Items from a data source:
○ ○ ○ ○ ○
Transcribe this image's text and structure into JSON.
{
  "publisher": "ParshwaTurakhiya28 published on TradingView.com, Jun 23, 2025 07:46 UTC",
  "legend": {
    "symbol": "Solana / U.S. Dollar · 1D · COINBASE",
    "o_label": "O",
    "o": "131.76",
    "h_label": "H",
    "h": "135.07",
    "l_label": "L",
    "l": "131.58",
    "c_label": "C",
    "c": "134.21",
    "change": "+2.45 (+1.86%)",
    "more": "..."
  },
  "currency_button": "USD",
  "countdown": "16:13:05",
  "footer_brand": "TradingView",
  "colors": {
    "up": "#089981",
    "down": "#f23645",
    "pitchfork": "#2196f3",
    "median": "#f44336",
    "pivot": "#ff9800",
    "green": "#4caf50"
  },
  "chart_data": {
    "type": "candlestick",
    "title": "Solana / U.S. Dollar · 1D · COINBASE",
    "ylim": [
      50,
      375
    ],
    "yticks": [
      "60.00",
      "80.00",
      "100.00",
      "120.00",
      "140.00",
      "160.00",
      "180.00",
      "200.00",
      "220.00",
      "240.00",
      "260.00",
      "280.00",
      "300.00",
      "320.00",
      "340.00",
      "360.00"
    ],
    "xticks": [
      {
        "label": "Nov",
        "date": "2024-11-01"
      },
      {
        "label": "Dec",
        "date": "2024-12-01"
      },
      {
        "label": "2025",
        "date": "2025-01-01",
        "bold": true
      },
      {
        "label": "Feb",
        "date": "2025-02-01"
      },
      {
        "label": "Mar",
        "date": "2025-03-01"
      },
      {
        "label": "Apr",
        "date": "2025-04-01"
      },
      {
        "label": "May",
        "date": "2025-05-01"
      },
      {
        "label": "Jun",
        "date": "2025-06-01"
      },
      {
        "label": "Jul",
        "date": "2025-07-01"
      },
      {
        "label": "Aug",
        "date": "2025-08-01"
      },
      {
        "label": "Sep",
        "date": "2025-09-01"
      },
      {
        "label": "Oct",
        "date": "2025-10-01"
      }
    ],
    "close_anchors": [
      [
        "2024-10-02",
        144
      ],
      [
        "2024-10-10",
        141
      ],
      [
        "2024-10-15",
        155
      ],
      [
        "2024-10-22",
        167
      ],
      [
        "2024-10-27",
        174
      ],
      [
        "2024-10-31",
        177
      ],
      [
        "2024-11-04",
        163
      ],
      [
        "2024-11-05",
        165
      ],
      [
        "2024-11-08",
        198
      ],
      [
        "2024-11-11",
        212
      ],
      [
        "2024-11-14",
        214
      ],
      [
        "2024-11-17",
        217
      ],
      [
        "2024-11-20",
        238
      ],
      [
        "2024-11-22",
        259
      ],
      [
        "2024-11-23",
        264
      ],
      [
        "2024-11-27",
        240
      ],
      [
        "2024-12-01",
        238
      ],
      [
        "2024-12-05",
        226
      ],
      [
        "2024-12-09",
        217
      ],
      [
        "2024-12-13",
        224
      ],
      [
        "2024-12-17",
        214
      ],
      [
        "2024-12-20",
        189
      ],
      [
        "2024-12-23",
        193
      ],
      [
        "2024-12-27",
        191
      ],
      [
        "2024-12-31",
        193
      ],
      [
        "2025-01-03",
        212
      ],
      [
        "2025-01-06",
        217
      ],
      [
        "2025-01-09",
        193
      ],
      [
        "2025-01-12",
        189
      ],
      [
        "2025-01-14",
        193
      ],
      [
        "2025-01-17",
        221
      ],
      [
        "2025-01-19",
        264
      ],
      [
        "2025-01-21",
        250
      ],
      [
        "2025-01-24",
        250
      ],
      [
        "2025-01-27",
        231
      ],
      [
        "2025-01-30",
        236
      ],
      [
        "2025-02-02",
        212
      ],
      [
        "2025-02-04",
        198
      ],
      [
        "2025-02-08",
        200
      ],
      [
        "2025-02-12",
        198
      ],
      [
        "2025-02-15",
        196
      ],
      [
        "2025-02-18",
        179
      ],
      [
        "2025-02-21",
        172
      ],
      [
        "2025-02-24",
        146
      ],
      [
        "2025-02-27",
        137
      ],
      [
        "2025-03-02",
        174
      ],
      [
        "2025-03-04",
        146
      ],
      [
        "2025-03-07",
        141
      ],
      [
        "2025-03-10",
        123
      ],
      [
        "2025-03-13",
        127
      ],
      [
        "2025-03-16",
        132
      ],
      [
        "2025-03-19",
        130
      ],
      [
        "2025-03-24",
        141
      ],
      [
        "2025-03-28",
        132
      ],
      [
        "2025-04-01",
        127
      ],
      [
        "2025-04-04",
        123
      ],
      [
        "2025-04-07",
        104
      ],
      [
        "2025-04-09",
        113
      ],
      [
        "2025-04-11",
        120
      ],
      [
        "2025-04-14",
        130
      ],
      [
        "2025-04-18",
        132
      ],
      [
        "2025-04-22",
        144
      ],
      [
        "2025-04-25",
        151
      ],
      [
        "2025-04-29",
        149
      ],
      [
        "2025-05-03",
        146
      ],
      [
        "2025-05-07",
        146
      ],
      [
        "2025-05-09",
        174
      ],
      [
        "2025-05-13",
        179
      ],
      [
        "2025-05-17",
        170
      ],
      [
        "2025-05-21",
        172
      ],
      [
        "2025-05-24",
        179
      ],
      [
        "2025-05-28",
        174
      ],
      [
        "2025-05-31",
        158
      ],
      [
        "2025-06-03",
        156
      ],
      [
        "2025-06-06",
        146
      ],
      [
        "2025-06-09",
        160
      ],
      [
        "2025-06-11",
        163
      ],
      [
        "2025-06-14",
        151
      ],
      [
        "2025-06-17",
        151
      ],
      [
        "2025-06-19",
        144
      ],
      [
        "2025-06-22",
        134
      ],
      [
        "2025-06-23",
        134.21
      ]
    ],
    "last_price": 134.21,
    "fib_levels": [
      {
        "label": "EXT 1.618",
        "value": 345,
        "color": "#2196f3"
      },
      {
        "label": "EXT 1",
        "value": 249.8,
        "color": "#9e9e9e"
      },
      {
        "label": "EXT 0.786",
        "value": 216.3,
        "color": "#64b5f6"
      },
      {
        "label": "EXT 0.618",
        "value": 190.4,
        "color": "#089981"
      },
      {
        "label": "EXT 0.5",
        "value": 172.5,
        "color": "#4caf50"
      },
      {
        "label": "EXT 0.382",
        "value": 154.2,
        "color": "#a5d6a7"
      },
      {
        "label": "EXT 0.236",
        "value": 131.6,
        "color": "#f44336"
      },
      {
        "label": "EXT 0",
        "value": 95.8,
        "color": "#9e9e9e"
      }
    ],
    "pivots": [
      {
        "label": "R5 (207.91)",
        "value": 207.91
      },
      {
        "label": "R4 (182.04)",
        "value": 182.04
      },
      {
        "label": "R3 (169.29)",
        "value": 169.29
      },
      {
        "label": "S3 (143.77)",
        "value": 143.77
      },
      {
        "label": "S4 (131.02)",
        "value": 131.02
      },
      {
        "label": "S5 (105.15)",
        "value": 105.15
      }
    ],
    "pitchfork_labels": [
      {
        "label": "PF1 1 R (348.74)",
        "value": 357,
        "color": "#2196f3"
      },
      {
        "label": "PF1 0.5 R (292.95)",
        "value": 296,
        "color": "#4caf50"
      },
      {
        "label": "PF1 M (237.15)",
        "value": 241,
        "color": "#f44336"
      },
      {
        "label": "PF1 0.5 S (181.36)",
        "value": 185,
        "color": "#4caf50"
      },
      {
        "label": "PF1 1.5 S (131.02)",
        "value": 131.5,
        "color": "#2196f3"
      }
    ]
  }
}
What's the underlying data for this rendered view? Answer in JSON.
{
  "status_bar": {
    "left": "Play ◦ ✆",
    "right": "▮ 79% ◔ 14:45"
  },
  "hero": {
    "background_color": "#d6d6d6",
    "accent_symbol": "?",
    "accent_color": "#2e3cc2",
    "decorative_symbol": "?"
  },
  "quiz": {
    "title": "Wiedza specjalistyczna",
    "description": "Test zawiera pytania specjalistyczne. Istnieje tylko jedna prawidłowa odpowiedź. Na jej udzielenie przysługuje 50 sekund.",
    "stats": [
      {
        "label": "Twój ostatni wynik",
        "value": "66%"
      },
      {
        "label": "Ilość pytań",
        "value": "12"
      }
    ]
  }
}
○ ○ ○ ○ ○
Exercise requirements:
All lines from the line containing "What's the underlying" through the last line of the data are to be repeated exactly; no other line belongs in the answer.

Answer for the task:
What's the underlying data for this rendered view? Answer in JSON.
{
  "status_bar": {
    "left": "Play ◦ ✆",
    "right": "▮ 79% ◔ 14:45"
  },
  "hero": {
    "background_color": "#d6d6d6",
    "accent_symbol": "?",
    "accent_color": "#2e3cc2",
    "decorative_symbol": "?"
  },
  "quiz": {
    "title": "Wiedza specjalistyczna",
    "description": "Test zawiera pytania specjalistyczne. Istnieje tylko jedna prawidłowa odpowiedź. Na jej udzielenie przysługuje 50 sekund.",
    "stats": [
      {
        "label": "Twój ostatni wynik",
        "value": "66%"
      },
      {
        "label": "Ilość pytań",
        "value": "12"
      }
    ]
  }
}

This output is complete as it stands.